*Task requirements:*
Are you able to retype all the records below exactly?
(Provided records Opens)
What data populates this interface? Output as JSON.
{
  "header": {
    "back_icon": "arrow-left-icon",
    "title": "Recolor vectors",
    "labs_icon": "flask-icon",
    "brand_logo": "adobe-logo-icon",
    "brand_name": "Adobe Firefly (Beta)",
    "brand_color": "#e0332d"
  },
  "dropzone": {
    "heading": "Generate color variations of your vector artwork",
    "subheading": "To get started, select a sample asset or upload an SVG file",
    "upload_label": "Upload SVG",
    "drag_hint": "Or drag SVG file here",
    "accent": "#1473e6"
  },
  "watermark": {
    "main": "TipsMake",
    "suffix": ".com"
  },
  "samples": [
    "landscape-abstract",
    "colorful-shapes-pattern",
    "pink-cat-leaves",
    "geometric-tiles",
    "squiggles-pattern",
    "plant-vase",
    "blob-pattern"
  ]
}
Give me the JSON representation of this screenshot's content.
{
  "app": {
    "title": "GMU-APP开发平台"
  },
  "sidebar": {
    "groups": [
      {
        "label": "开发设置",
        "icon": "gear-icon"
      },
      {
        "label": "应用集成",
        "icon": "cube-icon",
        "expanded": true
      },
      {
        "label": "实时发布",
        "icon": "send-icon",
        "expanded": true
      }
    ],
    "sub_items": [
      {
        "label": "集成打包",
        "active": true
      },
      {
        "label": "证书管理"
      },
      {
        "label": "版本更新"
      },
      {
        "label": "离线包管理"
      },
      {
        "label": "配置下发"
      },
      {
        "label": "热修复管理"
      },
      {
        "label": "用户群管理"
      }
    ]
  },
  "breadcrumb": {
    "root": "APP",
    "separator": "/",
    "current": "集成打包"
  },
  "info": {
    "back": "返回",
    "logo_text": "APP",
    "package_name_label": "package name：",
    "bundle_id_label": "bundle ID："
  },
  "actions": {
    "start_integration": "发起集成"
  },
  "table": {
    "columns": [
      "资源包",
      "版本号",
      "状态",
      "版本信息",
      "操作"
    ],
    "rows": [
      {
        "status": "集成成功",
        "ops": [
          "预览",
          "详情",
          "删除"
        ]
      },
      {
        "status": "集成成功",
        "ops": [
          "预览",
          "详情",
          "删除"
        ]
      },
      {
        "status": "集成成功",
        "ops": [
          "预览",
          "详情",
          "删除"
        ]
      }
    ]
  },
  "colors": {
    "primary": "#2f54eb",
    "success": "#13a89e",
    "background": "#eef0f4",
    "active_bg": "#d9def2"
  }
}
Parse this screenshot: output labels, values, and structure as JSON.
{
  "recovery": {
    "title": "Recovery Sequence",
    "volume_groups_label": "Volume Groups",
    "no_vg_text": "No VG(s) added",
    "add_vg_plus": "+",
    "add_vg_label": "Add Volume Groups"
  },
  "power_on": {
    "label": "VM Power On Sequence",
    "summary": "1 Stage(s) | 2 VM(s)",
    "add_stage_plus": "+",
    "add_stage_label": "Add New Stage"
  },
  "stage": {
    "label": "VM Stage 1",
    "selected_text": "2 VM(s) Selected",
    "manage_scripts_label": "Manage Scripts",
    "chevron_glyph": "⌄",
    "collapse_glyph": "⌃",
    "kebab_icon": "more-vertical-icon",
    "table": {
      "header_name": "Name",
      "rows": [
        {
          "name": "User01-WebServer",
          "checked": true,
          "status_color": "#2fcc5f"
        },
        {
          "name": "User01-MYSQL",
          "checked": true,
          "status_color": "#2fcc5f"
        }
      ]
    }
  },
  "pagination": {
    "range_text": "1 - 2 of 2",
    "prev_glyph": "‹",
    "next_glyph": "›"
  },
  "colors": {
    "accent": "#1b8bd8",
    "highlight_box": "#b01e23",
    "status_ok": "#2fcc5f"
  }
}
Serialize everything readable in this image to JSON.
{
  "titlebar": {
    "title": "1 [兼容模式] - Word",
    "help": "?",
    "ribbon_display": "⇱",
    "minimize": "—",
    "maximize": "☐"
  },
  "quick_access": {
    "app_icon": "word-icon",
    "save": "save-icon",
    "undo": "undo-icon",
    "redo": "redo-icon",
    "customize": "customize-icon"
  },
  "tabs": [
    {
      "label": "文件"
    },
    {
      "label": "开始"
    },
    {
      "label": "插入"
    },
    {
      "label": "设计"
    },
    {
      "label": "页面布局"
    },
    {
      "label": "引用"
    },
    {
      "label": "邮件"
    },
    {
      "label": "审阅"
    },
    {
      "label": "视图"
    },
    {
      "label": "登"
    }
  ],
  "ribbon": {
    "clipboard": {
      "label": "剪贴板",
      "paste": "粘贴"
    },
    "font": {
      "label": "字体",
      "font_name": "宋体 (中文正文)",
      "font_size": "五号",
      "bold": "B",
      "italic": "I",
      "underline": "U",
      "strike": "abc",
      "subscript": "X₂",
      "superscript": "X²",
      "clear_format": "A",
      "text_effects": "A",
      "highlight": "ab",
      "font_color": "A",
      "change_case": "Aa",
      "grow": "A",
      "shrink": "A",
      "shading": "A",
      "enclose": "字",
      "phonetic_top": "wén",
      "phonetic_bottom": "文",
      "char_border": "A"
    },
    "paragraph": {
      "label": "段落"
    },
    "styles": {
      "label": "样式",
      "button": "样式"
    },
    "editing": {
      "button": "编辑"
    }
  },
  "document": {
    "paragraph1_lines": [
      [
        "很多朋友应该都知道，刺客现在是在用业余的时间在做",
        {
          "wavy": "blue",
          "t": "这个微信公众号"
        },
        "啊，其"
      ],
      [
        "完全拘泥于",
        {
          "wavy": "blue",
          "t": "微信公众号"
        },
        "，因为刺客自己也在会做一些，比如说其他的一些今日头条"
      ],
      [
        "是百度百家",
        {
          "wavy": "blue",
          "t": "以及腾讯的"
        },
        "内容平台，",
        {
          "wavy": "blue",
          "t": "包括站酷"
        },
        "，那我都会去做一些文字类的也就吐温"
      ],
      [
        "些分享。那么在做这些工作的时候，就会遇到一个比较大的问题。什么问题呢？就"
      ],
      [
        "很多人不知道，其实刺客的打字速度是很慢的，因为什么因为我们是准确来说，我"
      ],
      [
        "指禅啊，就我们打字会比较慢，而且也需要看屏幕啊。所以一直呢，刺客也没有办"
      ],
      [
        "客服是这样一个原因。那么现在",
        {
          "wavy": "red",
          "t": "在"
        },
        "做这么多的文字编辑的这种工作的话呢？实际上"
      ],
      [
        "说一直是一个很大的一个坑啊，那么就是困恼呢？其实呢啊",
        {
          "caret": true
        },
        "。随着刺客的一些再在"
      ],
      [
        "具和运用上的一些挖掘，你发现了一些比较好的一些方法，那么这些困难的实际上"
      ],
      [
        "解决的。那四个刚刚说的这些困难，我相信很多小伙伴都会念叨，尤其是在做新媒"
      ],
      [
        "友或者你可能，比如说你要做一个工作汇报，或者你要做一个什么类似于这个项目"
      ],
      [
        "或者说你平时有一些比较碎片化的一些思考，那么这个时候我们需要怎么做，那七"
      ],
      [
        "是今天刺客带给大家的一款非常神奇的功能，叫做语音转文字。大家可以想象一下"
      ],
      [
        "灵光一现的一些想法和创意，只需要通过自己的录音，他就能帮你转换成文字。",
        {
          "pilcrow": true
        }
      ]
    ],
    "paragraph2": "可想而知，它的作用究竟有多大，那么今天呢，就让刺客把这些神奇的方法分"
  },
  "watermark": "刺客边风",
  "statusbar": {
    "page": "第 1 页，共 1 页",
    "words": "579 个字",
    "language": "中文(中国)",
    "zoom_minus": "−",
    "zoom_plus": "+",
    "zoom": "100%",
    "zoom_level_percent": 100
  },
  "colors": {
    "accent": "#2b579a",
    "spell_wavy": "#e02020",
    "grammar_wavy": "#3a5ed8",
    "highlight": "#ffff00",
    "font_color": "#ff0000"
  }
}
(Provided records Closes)
*Solved exercise:*
What data populates this interface? Output as JSON.
{
  "header": {
    "back_icon": "arrow-left-icon",
    "title": "Recolor vectors",
    "labs_icon": "flask-icon",
    "brand_logo": "adobe-logo-icon",
    "brand_name": "Adobe Firefly (Beta)",
    "brand_color": "#e0332d"
  },
  "dropzone": {
    "heading": "Generate color variations of your vector artwork",
    "subheading": "To get started, select a sample asset or upload an SVG file",
    "upload_label": "Upload SVG",
    "drag_hint": "Or drag SVG file here",
    "accent": "#1473e6"
  },
  "watermark": {
    "main": "TipsMake",
    "suffix": ".com"
  },
  "samples": [
    "landscape-abstract",
    "colorful-shapes-pattern",
    "pink-cat-leaves",
    "geometric-tiles",
    "squiggles-pattern",
    "plant-vase",
    "blob-pattern"
  ]
}
Give me the JSON representation of this screenshot's content.
{
  "app": {
    "title": "GMU-APP开发平台"
  },
  "sidebar": {
    "groups": [
      {
        "label": "开发设置",
        "icon": "gear-icon"
      },
      {
        "label": "应用集成",
        "icon": "cube-icon",
        "expanded": true
      },
      {
        "label": "实时发布",
        "icon": "send-icon",
        "expanded": true
      }
    ],
    "sub_items": [
      {
        "label": "集成打包",
        "active": true
      },
      {
        "label": "证书管理"
      },
      {
        "label": "版本更新"
      },
      {
        "label": "离线包管理"
      },
      {
        "label": "配置下发"
      },
      {
        "label": "热修复管理"
      },
      {
        "label": "用户群管理"
      }
    ]
  },
  "breadcrumb": {
    "root": "APP",
    "separator": "/",
    "current": "集成打包"
  },
  "info": {
    "back": "返回",
    "logo_text": "APP",
    "package_name_label": "package name：",
    "bundle_id_label": "bundle ID："
  },
  "actions": {
    "start_integration": "发起集成"
  },
  "table": {
    "columns": [
      "资源包",
      "版本号",
      "状态",
      "版本信息",
      "操作"
    ],
    "rows": [
      {
        "status": "集成成功",
        "ops": [
          "预览",
          "详情",
          "删除"
        ]
      },
      {
        "status": "集成成功",
        "ops": [
          "预览",
          "详情",
          "删除"
        ]
      },
      {
        "status": "集成成功",
        "ops": [
          "预览",
          "详情",
          "删除"
        ]
      }
    ]
  },
  "colors": {
    "primary": "#2f54eb",
    "success": "#13a89e",
    "background": "#eef0f4",
    "active_bg": "#d9def2"
  }
}
Parse this screenshot: output labels, values, and structure as JSON.
{
  "recovery": {
    "title": "Recovery Sequence",
    "volume_groups_label": "Volume Groups",
    "no_vg_text": "No VG(s) added",
    "add_vg_plus": "+",
    "add_vg_label": "Add Volume Groups"
  },
  "power_on": {
    "label": "VM Power On Sequence",
    "summary": "1 Stage(s) | 2 VM(s)",
    "add_stage_plus": "+",
    "add_stage_label": "Add New Stage"
  },
  "stage": {
    "label": "VM Stage 1",
    "selected_text": "2 VM(s) Selected",
    "manage_scripts_label": "Manage Scripts",
    "chevron_glyph": "⌄",
    "collapse_glyph": "⌃",
    "kebab_icon": "more-vertical-icon",
    "table": {
      "header_name": "Name",
      "rows": [
        {
          "name": "User01-WebServer",
          "checked": true,
          "status_color": "#2fcc5f"
        },
        {
          "name": "User01-MYSQL",
          "checked": true,
          "status_color": "#2fcc5f"
        }
      ]
    }
  },
  "pagination": {
    "range_text": "1 - 2 of 2",
    "prev_glyph": "‹",
    "next_glyph": "›"
  },
  "colors": {
    "accent": "#1b8bd8",
    "highlight_box": "#b01e23",
    "status_ok": "#2fcc5f"
  }
}
Serialize everything readable in this image to JSON.
{
  "titlebar": {
    "title": "1 [兼容模式] - Word",
    "help": "?",
    "ribbon_display": "⇱",
    "minimize": "—",
    "maximize": "☐"
  },
  "quick_access": {
    "app_icon": "word-icon",
    "save": "save-icon",
    "undo": "undo-icon",
    "redo": "redo-icon",
    "customize": "customize-icon"
  },
  "tabs": [
    {
      "label": "文件"
    },
    {
      "label": "开始"
    },
    {
      "label": "插入"
    },
    {
      "label": "设计"
    },
    {
      "label": "页面布局"
    },
    {
      "label": "引用"
    },
    {
      "label": "邮件"
    },
    {
      "label": "审阅"
    },
    {
      "label": "视图"
    },
    {
      "label": "登"
    }
  ],
  "ribbon": {
    "clipboard": {
      "label": "剪贴板",
      "paste": "粘贴"
    },
    "font": {
      "label": "字体",
      "font_name": "宋体 (中文正文)",
      "font_size": "五号",
      "bold": "B",
      "italic": "I",
      "underline": "U",
      "strike": "abc",
      "subscript": "X₂",
      "superscript": "X²",
      "clear_format": "A",
      "text_effects": "A",
      "highlight": "ab",
      "font_color": "A",
      "change_case": "Aa",
      "grow": "A",
      "shrink": "A",
      "shading": "A",
      "enclose": "字",
      "phonetic_top": "wén",
      "phonetic_bottom": "文",
      "char_border": "A"
    },
    "paragraph": {
      "label": "段落"
    },
    "styles": {
      "label": "样式",
      "button": "样式"
    },
    "editing": {
      "button": "编辑"
    }
  },
  "document": {
    "paragraph1_lines": [
      [
        "很多朋友应该都知道，刺客现在是在用业余的时间在做",
        {
          "wavy": "blue",
          "t": "这个微信公众号"
        },
        "啊，其"
      ],
      [
        "完全拘泥于",
        {
          "wavy": "blue",
          "t": "微信公众号"
        },
        "，因为刺客自己也在会做一些，比如说其他的一些今日头条"
      ],
      [
        "是百度百家",
        {
          "wavy": "blue",
          "t": "以及腾讯的"
        },
        "内容平台，",
        {
          "wavy": "blue",
          "t": "包括站酷"
        },
        "，那我都会去做一些文字类的也就吐温"
      ],
      [
        "些分享。那么在做这些工作的时候，就会遇到一个比较大的问题。什么问题呢？就"
      ],
      [
        "很多人不知道，其实刺客的打字速度是很慢的，因为什么因为我们是准确来说，我"
      ],
      [
        "指禅啊，就我们打字会比较慢，而且也需要看屏幕啊。所以一直呢，刺客也没有办"
      ],
      [
        "客服是这样一个原因。那么现在",
        {
          "wavy": "red",
          "t": "在"
        },
        "做这么多的文字编辑的这种工作的话呢？实际上"
      ],
      [
        "说一直是一个很大的一个坑啊，那么就是困恼呢？其实呢啊",
        {
          "caret": true
        },
        "。随着刺客的一些再在"
      ],
      [
        "具和运用上的一些挖掘，你发现了一些比较好的一些方法，那么这些困难的实际上"
      ],
      [
        "解决的。那四个刚刚说的这些困难，我相信很多小伙伴都会念叨，尤其是在做新媒"
      ],
      [
        "友或者你可能，比如说你要做一个工作汇报，或者你要做一个什么类似于这个项目"
      ],
      [
        "或者说你平时有一些比较碎片化的一些思考，那么这个时候我们需要怎么做，那七"
      ],
      [
        "是今天刺客带给大家的一款非常神奇的功能，叫做语音转文字。大家可以想象一下"
      ],
      [
        "灵光一现的一些想法和创意，只需要通过自己的录音，他就能帮你转换成文字。",
        {
          "pilcrow": true
        }
      ]
    ],
    "paragraph2": "可想而知，它的作用究竟有多大，那么今天呢，就让刺客把这些神奇的方法分"
  },
  "watermark": "刺客边风",
  "statusbar": {
    "page": "第 1 页，共 1 页",
    "words": "579 个字",
    "language": "中文(中国)",
    "zoom_minus": "−",
    "zoom_plus": "+",
    "zoom": "100%",
    "zoom_level_percent": 100
  },
  "colors": {
    "accent": "#2b579a",
    "spell_wavy": "#e02020",
    "grammar_wavy": "#3a5ed8",
    "highlight": "#ffff00",
    "font_color": "#ff0000"
  }
}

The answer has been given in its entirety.